* Description of the task *
Find every line below where the string "true" shows up, and copy those lines.

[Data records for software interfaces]
+++++

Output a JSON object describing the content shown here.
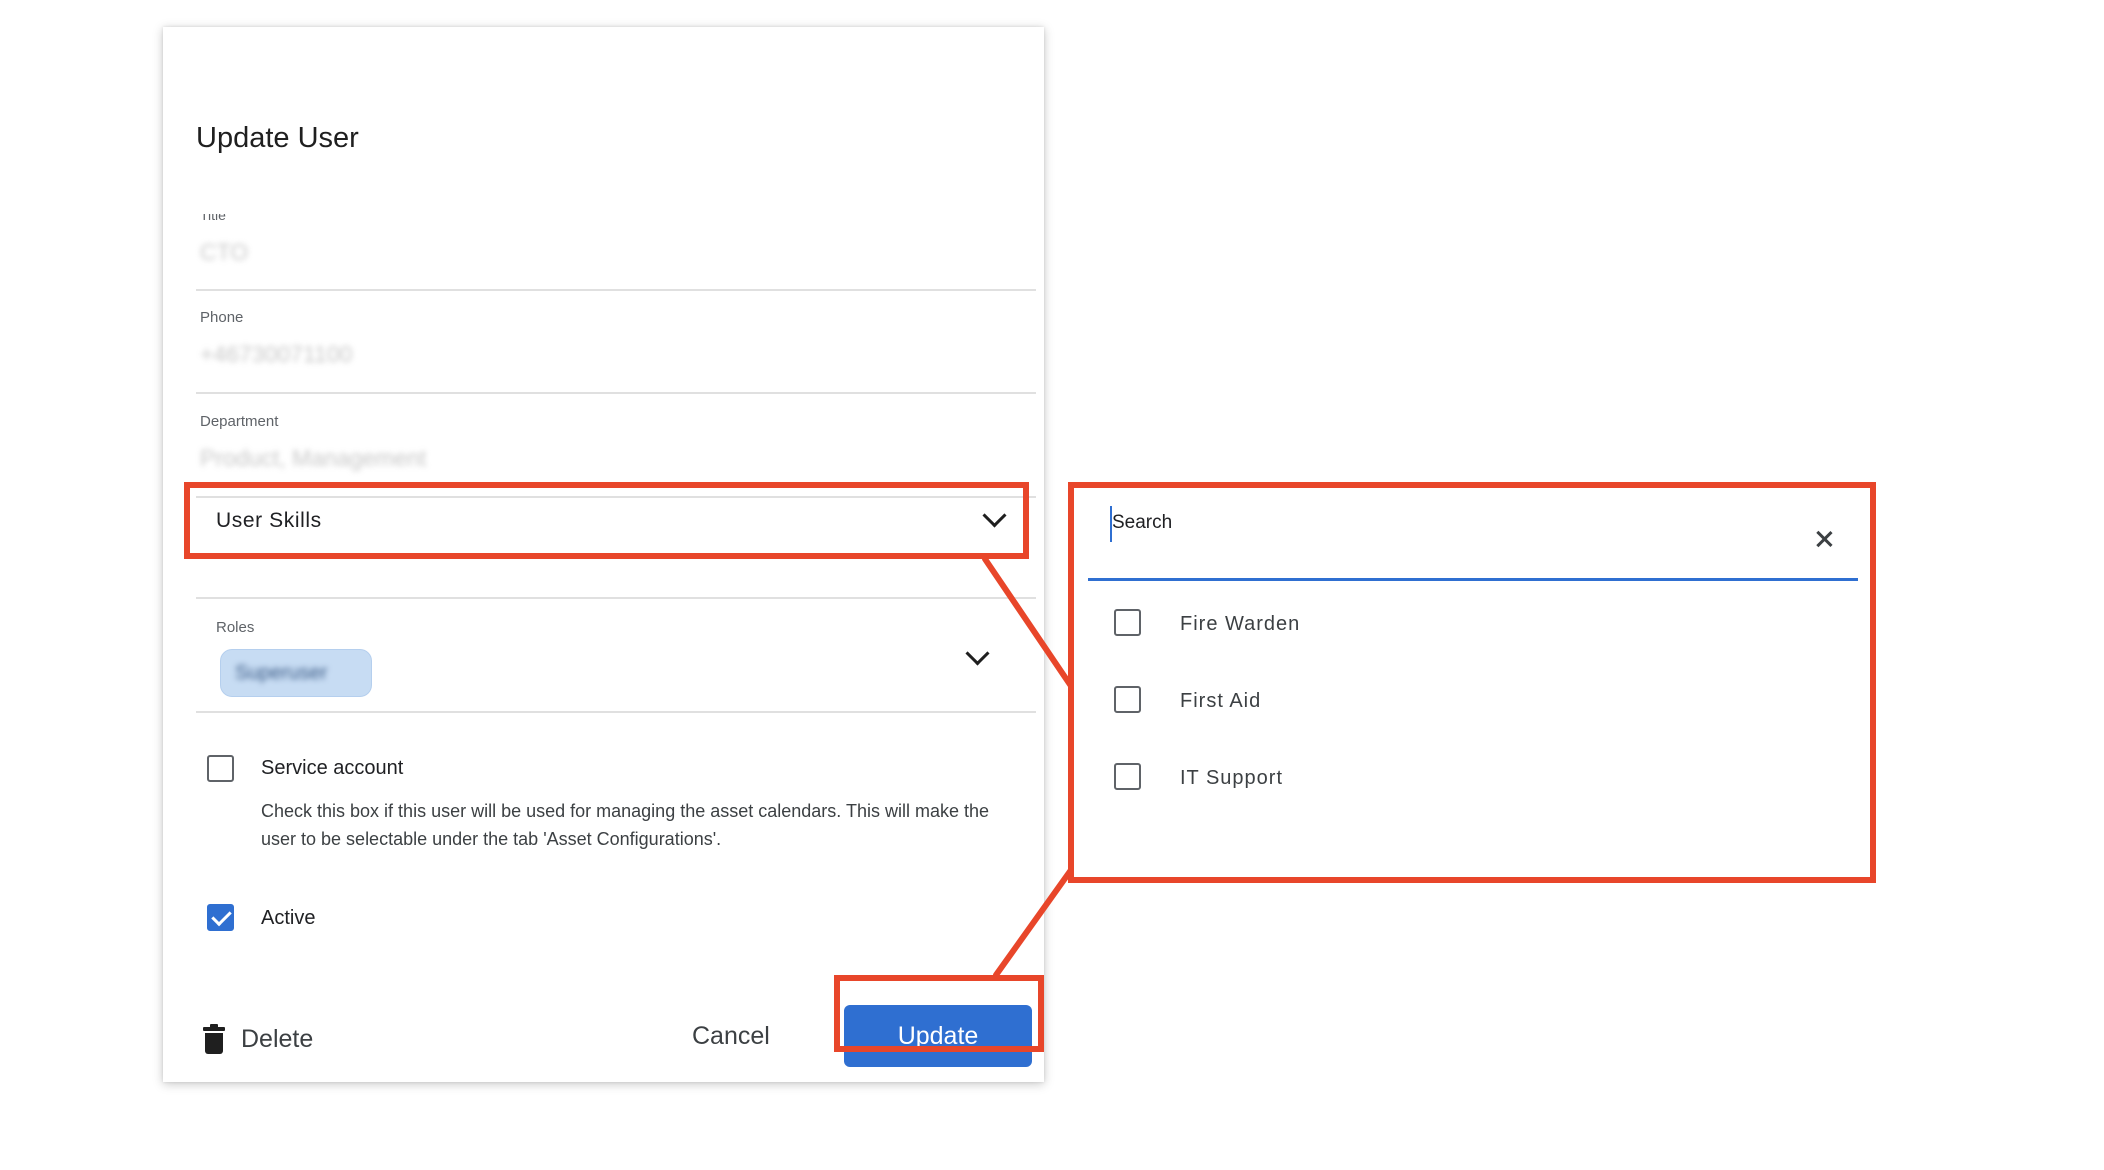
{
  "dialog": {
    "title": "Update User",
    "fields": {
      "title": {
        "label": "Title",
        "value": "CTO"
      },
      "phone": {
        "label": "Phone",
        "value": "+46730071100"
      },
      "department": {
        "label": "Department",
        "value": "Product, Management"
      }
    },
    "user_skills": {
      "label": "User Skills"
    },
    "roles": {
      "label": "Roles",
      "chip": "Superuser"
    },
    "service_account": {
      "label": "Service account",
      "checked": false,
      "help": "Check this box if this user will be used for managing the asset calendars. This will make the user to be selectable under the tab 'Asset Configurations'."
    },
    "active": {
      "label": "Active",
      "checked": true
    },
    "actions": {
      "delete": "Delete",
      "cancel": "Cancel",
      "update": "Update"
    }
  },
  "skills_panel": {
    "search_placeholder": "Search",
    "options": [
      {
        "label": "Fire Warden",
        "checked": false
      },
      {
        "label": "First Aid",
        "checked": false
      },
      {
        "label": "IT Support",
        "checked": false
      }
    ]
  },
  "colors": {
    "highlight": "#e8462a",
    "primary": "#2f6fd1"
  }
}
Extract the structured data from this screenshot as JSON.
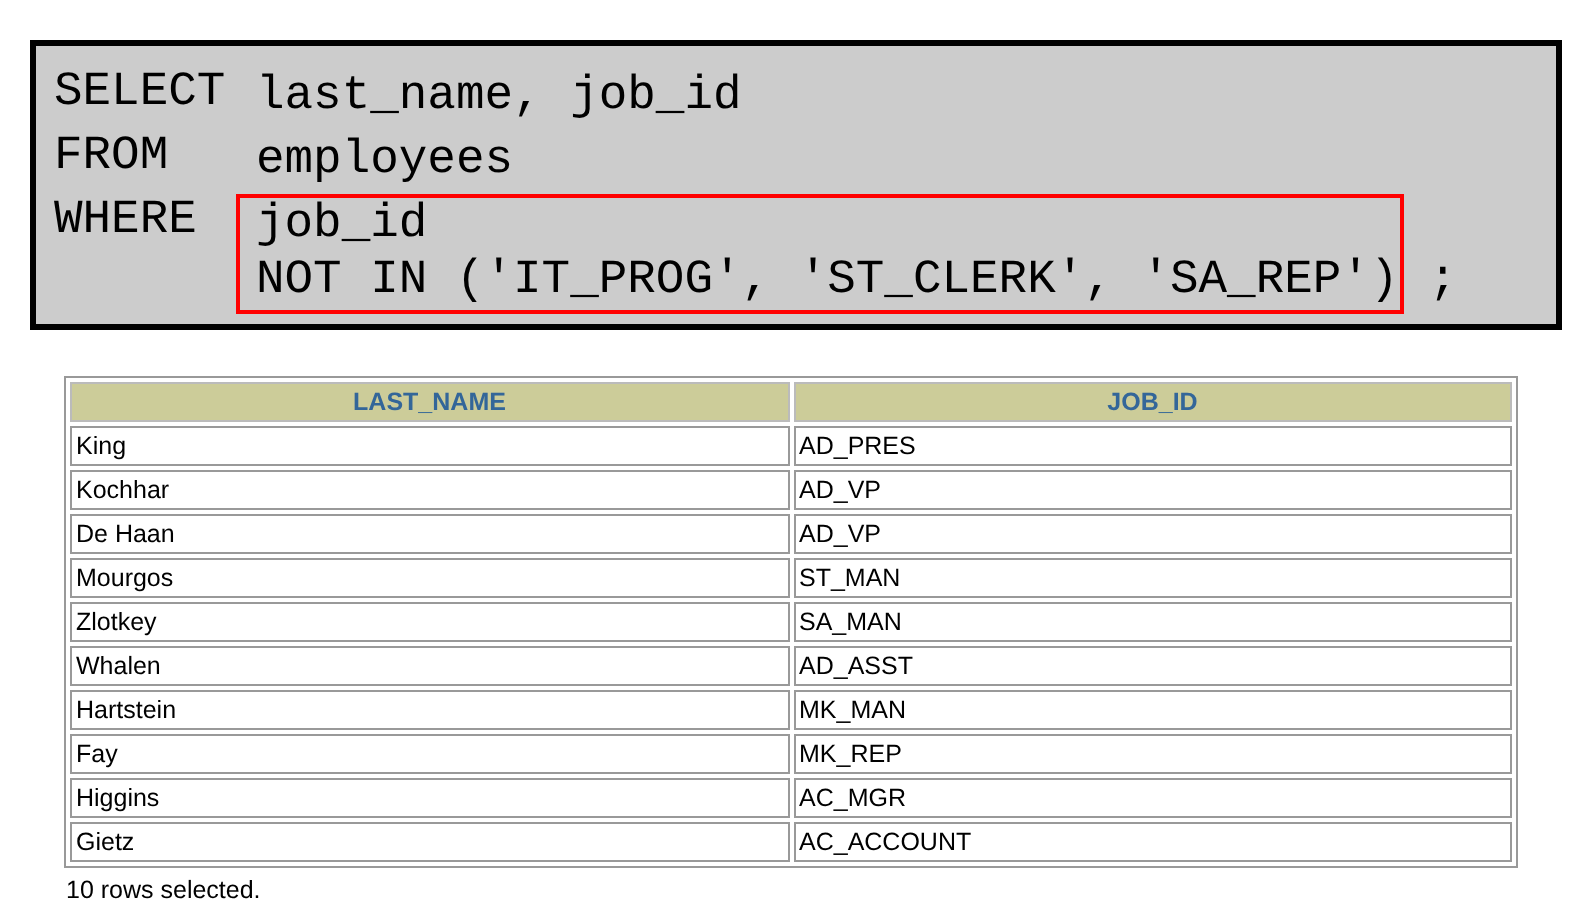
{
  "query": {
    "clauses": [
      {
        "keyword": "SELECT",
        "lines": [
          "last_name, job_id"
        ],
        "highlighted": false
      },
      {
        "keyword": "FROM",
        "lines": [
          "employees"
        ],
        "highlighted": false
      },
      {
        "keyword": "WHERE",
        "lines": [
          "job_id",
          "NOT IN ('IT_PROG', 'ST_CLERK', 'SA_REP')"
        ],
        "highlighted": true,
        "terminator": ";"
      }
    ]
  },
  "table": {
    "columns": [
      "LAST_NAME",
      "JOB_ID"
    ],
    "rows": [
      [
        "King",
        "AD_PRES"
      ],
      [
        "Kochhar",
        "AD_VP"
      ],
      [
        "De Haan",
        "AD_VP"
      ],
      [
        "Mourgos",
        "ST_MAN"
      ],
      [
        "Zlotkey",
        "SA_MAN"
      ],
      [
        "Whalen",
        "AD_ASST"
      ],
      [
        "Hartstein",
        "MK_MAN"
      ],
      [
        "Fay",
        "MK_REP"
      ],
      [
        "Higgins",
        "AC_MGR"
      ],
      [
        "Gietz",
        "AC_ACCOUNT"
      ]
    ]
  },
  "status": "10 rows selected."
}
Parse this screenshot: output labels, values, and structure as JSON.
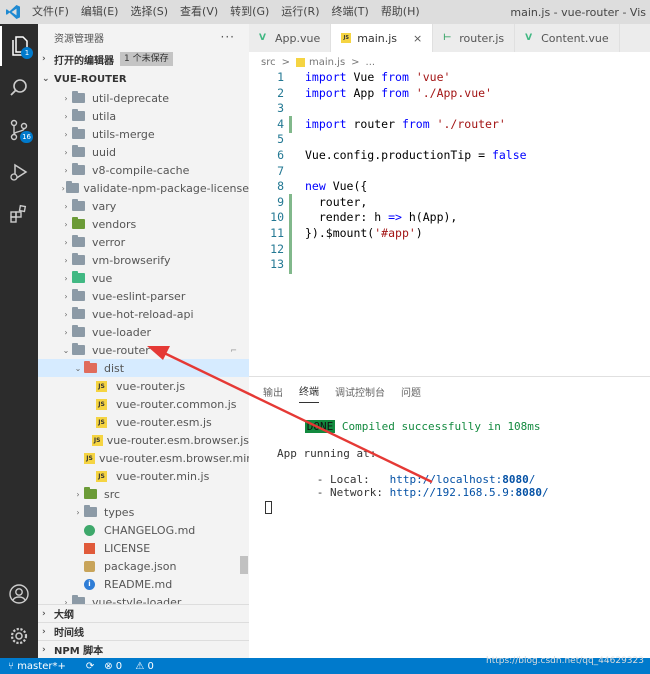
{
  "titlebar": {
    "menu": [
      "文件(F)",
      "编辑(E)",
      "选择(S)",
      "查看(V)",
      "转到(G)",
      "运行(R)",
      "终端(T)",
      "帮助(H)"
    ],
    "title": "main.js - vue-router - Vis"
  },
  "activity": {
    "explorer_badge": "1",
    "scm_badge": "16"
  },
  "sidebar": {
    "title": "资源管理器",
    "more": "···",
    "open_editors_label": "打开的编辑器",
    "unsaved_label": "1 个未保存",
    "project_label": "VUE-ROUTER",
    "tree": [
      {
        "name": "util-deprecate",
        "kind": "folder",
        "depth": 0
      },
      {
        "name": "utila",
        "kind": "folder",
        "depth": 0
      },
      {
        "name": "utils-merge",
        "kind": "folder",
        "depth": 0
      },
      {
        "name": "uuid",
        "kind": "folder",
        "depth": 0
      },
      {
        "name": "v8-compile-cache",
        "kind": "folder",
        "depth": 0
      },
      {
        "name": "validate-npm-package-license",
        "kind": "folder",
        "depth": 0
      },
      {
        "name": "vary",
        "kind": "folder",
        "depth": 0
      },
      {
        "name": "vendors",
        "kind": "folder-green",
        "depth": 0
      },
      {
        "name": "verror",
        "kind": "folder",
        "depth": 0
      },
      {
        "name": "vm-browserify",
        "kind": "folder",
        "depth": 0
      },
      {
        "name": "vue",
        "kind": "folder-vue",
        "depth": 0
      },
      {
        "name": "vue-eslint-parser",
        "kind": "folder",
        "depth": 0
      },
      {
        "name": "vue-hot-reload-api",
        "kind": "folder",
        "depth": 0
      },
      {
        "name": "vue-loader",
        "kind": "folder",
        "depth": 0
      },
      {
        "name": "vue-router",
        "kind": "folder-open",
        "depth": 0
      },
      {
        "name": "dist",
        "kind": "folder-red-open",
        "depth": 1
      },
      {
        "name": "vue-router.js",
        "kind": "js",
        "depth": 2
      },
      {
        "name": "vue-router.common.js",
        "kind": "js",
        "depth": 2
      },
      {
        "name": "vue-router.esm.js",
        "kind": "js",
        "depth": 2
      },
      {
        "name": "vue-router.esm.browser.js",
        "kind": "js",
        "depth": 2
      },
      {
        "name": "vue-router.esm.browser.min.js",
        "kind": "js",
        "depth": 2
      },
      {
        "name": "vue-router.min.js",
        "kind": "js",
        "depth": 2
      },
      {
        "name": "src",
        "kind": "folder-green",
        "depth": 1
      },
      {
        "name": "types",
        "kind": "folder",
        "depth": 1
      },
      {
        "name": "CHANGELOG.md",
        "kind": "changelog",
        "depth": 1
      },
      {
        "name": "LICENSE",
        "kind": "license",
        "depth": 1
      },
      {
        "name": "package.json",
        "kind": "pkg",
        "depth": 1
      },
      {
        "name": "README.md",
        "kind": "readme",
        "depth": 1
      },
      {
        "name": "vue-style-loader",
        "kind": "folder",
        "depth": 0
      }
    ],
    "outline_label": "大纲",
    "timeline_label": "时间线",
    "npm_label": "NPM 脚本"
  },
  "editor": {
    "tabs": [
      {
        "label": "App.vue",
        "icon": "vue-icon",
        "active": false
      },
      {
        "label": "main.js",
        "icon": "js-icon",
        "active": true
      },
      {
        "label": "router.js",
        "icon": "router-icon",
        "active": false
      },
      {
        "label": "Content.vue",
        "icon": "vue-icon",
        "active": false
      }
    ],
    "breadcrumb": [
      "src",
      ">",
      "main.js",
      ">",
      "..."
    ],
    "line_numbers": [
      "1",
      "2",
      "3",
      "4",
      "5",
      "6",
      "7",
      "8",
      "9",
      "10",
      "11",
      "12",
      "13"
    ]
  },
  "panel": {
    "tabs": [
      "输出",
      "终端",
      "调试控制台",
      "问题"
    ],
    "active_tab": "终端",
    "done_label": "DONE",
    "compiled_msg": "Compiled successfully in 108ms",
    "app_running": "App running at:",
    "local_label": "- Local:",
    "local_url": "http://localhost:",
    "local_port": "8080",
    "network_label": "- Network:",
    "network_url": "http://192.168.5.9:",
    "network_port": "8080"
  },
  "status": {
    "branch": "master*+",
    "errors": "0",
    "warnings": "0",
    "watermark": "https://blog.csdn.net/qq_44629323"
  },
  "colors": {
    "activity_bar": "#2c2c2c",
    "status_bar": "#007acc",
    "arrow": "#e53935"
  }
}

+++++

* Answer for the task *
      "checked": true
        "highlighted": true,
        "active": true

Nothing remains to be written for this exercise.